Southsider Voice correspondent
A local community services director is optimistic that awareness of domestic violence and abuse is being raised due to recent National Football League publicity.
Stephanie Cunningham, community services director of Turning Point, weighed in recently on domestic violence at a Greenwood meeting and on safe dating with eighth-graders at Greenwood Middle School.
“If you are a victim of domestic violence or abuse, you are not the only one,” Cunningham said to an adult group last week.
Cunningham also discussed the recent actions of NFL star running back Ray Rice and wife Janay and the original and latent punishments by the NFL.
“I hope people aren’t saying she deserved this,” Cunningham said. “There are multiple reasons why a victim would stay in that type of relationship. He chose to do this; they each need help, they need intervention.”
Cunningham was among the critics who questioned the NFL’s original discipline of Rice for a two-game suspension until videotape of him knocking out Janay, his then-finance, incident emerged, which led to his indefinite suspension.

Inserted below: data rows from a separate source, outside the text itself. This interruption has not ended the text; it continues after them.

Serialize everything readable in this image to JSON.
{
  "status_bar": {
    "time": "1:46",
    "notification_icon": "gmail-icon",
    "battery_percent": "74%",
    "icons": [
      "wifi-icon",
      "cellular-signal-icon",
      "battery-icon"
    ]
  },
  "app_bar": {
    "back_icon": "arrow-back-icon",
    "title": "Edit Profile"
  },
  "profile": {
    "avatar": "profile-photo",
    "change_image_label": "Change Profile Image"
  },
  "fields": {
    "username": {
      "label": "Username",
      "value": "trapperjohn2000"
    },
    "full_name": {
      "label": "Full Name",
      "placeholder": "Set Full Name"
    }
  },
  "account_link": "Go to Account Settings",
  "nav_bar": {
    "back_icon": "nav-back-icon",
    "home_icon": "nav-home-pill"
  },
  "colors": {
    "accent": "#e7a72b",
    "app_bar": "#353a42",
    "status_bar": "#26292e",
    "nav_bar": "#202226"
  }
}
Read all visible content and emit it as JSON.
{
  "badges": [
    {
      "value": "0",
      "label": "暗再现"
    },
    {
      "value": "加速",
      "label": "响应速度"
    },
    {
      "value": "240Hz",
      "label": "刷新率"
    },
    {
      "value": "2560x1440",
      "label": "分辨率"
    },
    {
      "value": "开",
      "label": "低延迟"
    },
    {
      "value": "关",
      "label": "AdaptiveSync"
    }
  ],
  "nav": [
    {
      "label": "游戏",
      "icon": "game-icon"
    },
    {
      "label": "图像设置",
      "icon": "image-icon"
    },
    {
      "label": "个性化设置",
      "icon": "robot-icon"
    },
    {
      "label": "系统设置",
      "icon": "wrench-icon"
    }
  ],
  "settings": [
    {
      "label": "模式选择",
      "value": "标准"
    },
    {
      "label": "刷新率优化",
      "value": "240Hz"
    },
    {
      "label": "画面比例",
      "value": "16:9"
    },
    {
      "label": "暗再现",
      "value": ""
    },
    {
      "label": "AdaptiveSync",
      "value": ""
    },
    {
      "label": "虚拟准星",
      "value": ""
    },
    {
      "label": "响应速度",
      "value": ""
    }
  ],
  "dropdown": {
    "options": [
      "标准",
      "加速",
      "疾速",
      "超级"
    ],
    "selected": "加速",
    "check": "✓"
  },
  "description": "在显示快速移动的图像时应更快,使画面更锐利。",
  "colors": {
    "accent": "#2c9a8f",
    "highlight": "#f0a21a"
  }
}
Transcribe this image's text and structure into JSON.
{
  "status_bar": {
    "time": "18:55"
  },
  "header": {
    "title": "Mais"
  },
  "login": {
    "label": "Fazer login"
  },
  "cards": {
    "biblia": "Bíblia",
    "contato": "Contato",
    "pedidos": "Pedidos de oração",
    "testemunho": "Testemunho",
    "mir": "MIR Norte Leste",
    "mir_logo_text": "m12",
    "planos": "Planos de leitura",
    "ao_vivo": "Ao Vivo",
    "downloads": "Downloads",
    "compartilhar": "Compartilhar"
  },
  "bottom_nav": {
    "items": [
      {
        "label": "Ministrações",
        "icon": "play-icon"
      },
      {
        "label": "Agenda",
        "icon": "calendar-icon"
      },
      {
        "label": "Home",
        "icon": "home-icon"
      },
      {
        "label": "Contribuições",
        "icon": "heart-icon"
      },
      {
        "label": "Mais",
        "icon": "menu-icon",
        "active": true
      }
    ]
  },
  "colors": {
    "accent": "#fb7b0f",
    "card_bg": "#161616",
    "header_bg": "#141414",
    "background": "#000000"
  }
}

“Missing only two games?” Cunningham said. “It was huge to finally see the full consequences. People are not sweeping this under the rug.”
Turning Point offers emergency shelters and outreach, advocacy and education programs.
In Johnson County in 2013, Turning Point figures show 159 nightly stays at the shelter, which served 168 families. An educational program featured 74 presentations in front of 612 patrons. In its six-county area, Turning Point served 899 families, where mostly women suffered from abuse, for a total of 4,757 nights in shelters.
Cunningham, who noted that October is Domestic Violence Awareness Month, reported that only 4 to 6 percent of victims will ever enter a shelter and added that 1-in-4 women and 1-in-3 teens will experience some form of violent abuse.
“You can be in an abusive relationship without experiencing physical abuse,” she emphasized.
Cunningham explained in all cases of domestic violence one partner exerts power and control and that the violence consists of multiple incidents. Abusers use fear, love and manipulation to control victims, she said. Domestic abuse can range from sexual, psychological and/or financial abuse.
“Victims of abuse face multiple barriers to leaving, especially when children are involved,” Cunningham said. “Most victims (Turning Point clients) continue to express love for their partner.”
She revealed that 58.5 percent of clients reported domestic violence to police and that 47.6 percent of clients witnessed domestic violence as a child.
Cunningham urged anyone who has a friend who tells them they are a victim of domestic abuse to listen to that victim, be supportive, make no judgments and urge them not to become isolated.
Cunningham said she firmly believes in the need to reach students in middle school health and/or family sciences classes before they enter high school.
“No means no,” she said of her message to eighth-graders. “I hope they never go through what my clients are going through so that they don’t become future clients. That’s what I am passionate about preventing.”
She made her remarks at a recent meeting of the Greenwood United Methodist Women.
Turning Point’s annual report will be revealed at 6 p.m. Thursday, Oct. 2, at Franklin College in the JFCA Henderson Conference Room.
Where to get help
In Johnson County contact Turning Point 24/7 at 1-800-221-6311. In Marion County contact Beacon of Hope Center for Women at 731-6131, Julian Center at 920-9320 or Indiana Coalition Against Domestic Violence at 1-800-332-7385.